Yesterday I shared Canada’s approach to management of government contracts–an approach American government officials would do well to emulate. Today, I want to share two examples of good urban policy from our neighbors to the north.
In Vancouver, Canada, walking, cycling and public transit are now viable alternatives to driving. Todd Litman blogs on Planetizen that recent data indicate that Vancouver’s “automobile mode share” represents about half of all trips.
Can’t find Place Jacques-Cartier? Curious about the history of Mount Royal? Ian Hardy reports for MobileSyrup that Montreal’s CA$23 million (US$18.4 million) “smart city” plan would provide easy answers via free public Wi-Fi. The 70 projects to be completed by late 2017 would include real-time updates about buses and subways and digital access for citizens to municipal data.

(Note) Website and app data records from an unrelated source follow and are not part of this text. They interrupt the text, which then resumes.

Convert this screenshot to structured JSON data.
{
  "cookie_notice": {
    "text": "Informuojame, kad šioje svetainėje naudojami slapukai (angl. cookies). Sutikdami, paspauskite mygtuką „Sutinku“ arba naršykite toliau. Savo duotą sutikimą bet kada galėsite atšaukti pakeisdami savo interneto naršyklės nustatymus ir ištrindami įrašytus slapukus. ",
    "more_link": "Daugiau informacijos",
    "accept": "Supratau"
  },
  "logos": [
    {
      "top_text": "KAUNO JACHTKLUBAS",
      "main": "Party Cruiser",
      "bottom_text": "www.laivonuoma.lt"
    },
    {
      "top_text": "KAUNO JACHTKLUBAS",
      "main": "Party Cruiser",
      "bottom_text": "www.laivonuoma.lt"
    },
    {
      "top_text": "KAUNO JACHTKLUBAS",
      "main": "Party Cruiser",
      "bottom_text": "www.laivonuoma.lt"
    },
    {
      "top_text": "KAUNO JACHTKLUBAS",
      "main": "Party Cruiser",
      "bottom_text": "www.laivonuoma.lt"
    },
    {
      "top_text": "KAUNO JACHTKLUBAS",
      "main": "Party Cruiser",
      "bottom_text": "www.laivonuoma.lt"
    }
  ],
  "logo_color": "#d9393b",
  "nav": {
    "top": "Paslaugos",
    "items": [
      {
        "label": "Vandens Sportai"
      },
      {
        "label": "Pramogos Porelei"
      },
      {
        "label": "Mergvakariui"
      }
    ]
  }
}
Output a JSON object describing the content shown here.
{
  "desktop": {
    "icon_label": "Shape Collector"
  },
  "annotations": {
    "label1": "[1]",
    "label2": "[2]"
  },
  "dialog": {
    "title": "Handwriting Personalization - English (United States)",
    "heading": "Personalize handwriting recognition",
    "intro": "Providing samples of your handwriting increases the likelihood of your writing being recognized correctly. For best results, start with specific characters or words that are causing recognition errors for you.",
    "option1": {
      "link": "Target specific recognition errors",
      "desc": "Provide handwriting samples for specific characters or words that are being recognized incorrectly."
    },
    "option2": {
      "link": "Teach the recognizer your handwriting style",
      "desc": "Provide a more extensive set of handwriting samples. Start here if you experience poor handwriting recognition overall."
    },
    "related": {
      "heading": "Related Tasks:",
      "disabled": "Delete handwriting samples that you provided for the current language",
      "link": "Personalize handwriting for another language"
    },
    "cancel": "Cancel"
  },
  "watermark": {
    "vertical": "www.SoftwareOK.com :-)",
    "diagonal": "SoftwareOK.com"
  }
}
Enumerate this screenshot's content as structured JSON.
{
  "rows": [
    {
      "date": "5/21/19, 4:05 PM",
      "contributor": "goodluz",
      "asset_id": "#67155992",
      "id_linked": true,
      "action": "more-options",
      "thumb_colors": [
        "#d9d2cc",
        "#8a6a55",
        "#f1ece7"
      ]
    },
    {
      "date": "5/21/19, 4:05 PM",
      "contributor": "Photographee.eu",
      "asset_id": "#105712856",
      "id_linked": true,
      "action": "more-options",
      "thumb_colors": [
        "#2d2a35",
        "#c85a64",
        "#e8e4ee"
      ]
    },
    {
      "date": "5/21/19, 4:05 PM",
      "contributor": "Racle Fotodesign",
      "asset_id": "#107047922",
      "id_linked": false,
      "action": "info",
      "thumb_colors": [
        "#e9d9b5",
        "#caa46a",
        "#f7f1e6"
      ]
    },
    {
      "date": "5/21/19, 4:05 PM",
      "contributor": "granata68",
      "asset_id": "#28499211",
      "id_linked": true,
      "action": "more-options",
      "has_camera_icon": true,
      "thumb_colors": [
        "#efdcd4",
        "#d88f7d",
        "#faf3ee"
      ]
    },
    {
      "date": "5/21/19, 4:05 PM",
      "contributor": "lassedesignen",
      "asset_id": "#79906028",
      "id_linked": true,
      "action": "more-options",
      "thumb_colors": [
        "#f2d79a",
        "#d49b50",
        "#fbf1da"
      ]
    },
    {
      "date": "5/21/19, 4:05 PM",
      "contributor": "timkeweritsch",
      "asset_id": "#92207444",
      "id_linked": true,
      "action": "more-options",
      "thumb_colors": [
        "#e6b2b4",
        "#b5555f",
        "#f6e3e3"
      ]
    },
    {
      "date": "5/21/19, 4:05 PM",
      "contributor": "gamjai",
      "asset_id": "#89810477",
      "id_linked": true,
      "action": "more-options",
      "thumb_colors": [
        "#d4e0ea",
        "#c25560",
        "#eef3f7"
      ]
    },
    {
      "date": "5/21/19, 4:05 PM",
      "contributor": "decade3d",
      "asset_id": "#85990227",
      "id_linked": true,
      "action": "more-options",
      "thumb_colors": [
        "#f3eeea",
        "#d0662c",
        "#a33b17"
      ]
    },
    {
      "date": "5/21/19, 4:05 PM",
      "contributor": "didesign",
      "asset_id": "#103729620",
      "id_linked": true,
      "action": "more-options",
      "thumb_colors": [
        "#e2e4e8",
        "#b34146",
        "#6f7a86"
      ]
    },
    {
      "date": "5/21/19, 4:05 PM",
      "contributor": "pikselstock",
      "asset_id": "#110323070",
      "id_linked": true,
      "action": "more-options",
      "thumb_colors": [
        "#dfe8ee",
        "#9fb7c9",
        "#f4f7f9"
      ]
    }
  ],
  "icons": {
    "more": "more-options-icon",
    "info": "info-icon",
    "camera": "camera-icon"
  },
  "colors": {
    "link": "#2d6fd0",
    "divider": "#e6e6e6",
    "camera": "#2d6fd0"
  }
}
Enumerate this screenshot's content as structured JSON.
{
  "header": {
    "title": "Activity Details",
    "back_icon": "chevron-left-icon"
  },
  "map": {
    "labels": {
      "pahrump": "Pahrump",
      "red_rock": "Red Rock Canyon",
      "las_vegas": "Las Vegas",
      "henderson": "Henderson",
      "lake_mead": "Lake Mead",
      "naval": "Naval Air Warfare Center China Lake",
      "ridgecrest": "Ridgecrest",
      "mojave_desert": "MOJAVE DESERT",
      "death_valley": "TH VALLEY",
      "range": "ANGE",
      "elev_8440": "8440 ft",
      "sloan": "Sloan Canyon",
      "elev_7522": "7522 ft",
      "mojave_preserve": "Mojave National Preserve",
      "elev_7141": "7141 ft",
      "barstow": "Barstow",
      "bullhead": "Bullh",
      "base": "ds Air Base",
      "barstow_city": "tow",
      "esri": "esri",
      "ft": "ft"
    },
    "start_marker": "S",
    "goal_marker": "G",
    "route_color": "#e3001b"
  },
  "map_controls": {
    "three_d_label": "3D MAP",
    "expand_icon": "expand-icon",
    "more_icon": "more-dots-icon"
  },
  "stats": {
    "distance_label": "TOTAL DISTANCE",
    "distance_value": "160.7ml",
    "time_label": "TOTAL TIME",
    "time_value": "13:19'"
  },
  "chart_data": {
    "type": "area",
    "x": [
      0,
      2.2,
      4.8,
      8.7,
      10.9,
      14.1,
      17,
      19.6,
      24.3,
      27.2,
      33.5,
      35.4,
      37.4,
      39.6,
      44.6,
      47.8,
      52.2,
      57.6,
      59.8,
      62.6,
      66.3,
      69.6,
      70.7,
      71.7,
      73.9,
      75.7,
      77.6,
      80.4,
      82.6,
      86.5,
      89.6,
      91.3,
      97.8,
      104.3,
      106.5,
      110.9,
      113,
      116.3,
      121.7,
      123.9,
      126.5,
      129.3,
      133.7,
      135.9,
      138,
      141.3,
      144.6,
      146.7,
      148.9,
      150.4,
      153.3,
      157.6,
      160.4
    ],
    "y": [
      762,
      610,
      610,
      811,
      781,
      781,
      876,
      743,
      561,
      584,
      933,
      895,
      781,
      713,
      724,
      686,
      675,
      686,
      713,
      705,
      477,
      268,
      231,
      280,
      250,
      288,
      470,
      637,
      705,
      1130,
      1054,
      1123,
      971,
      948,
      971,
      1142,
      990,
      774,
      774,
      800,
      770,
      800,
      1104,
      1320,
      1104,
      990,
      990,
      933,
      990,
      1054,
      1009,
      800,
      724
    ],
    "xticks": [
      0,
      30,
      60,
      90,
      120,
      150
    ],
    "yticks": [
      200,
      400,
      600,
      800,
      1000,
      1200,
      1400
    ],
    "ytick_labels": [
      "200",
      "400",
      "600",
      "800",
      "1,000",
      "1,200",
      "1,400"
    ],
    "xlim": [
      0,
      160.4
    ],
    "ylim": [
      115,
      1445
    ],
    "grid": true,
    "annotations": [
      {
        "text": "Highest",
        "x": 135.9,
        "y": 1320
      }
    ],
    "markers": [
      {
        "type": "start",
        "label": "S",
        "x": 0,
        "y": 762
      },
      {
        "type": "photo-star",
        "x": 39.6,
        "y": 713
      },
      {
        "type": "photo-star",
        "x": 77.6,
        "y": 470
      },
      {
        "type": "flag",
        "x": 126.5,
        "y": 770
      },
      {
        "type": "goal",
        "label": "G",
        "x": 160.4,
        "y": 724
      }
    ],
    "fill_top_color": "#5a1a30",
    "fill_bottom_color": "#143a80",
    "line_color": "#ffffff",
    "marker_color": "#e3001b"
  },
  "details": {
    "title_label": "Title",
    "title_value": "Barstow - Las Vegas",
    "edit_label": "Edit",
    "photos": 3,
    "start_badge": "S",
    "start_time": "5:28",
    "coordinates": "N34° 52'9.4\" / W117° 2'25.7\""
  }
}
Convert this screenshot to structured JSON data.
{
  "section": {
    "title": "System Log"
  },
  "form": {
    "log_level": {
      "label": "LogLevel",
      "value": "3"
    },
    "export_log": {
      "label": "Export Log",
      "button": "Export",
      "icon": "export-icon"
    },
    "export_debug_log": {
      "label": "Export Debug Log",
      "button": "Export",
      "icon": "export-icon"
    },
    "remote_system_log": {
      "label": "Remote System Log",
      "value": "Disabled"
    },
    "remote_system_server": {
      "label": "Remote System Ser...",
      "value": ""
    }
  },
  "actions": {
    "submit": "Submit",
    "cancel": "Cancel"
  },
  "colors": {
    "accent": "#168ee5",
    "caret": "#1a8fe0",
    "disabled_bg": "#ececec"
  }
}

The city promises to deploy free wireless connectivity at 750 locations. It also would require all major urban development projects to include superfast, wired fiber optic Internet connections, the article says. In addition, Montreal hopes to attract companies and startups that specialize in innovation that improves how cities govern and interact with citizens.
I served in city government “back when”–in an administration committed to making Indianapolis a place where people would want to live, a forward-looking city with a great quality of life. That was back when we still had planners…back before the entire focus of state and local government became keeping taxes low by providing only the most essential services at the lowest possible cost, before we took to selling off public assets to make budgets work.
Before the word “government” became a sneer.